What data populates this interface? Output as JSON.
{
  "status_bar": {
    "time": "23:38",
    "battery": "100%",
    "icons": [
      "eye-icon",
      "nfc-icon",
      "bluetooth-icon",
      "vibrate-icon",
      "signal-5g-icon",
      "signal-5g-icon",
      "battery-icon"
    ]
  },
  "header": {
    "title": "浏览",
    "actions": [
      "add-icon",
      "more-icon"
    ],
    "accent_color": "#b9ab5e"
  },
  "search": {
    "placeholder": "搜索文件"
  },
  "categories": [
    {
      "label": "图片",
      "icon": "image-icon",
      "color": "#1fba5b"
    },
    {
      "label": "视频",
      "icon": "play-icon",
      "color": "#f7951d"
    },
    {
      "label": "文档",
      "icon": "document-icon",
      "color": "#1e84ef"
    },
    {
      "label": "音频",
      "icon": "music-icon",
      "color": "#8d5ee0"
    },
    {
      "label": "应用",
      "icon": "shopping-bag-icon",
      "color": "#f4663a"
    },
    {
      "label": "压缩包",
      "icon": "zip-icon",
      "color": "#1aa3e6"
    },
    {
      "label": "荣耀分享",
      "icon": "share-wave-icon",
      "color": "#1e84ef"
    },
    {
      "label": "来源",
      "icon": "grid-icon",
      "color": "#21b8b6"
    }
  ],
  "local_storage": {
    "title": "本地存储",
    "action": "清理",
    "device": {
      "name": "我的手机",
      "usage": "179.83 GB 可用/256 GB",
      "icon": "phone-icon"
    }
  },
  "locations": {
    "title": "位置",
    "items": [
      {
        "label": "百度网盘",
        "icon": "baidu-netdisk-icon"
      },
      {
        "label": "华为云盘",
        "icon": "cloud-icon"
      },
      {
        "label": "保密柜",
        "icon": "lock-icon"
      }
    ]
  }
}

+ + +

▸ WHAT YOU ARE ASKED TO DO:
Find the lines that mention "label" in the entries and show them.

▸ ANSWER TO THIS TASK:
      "label": "图片",
      "label": "视频",
      "label": "文档",
      "label": "音频",
      "label": "应用",
      "label": "压缩包",
      "label": "荣耀分享",
      "label": "来源",
        "label": "百度网盘",
        "label": "华为云盘",
        "label": "保密柜",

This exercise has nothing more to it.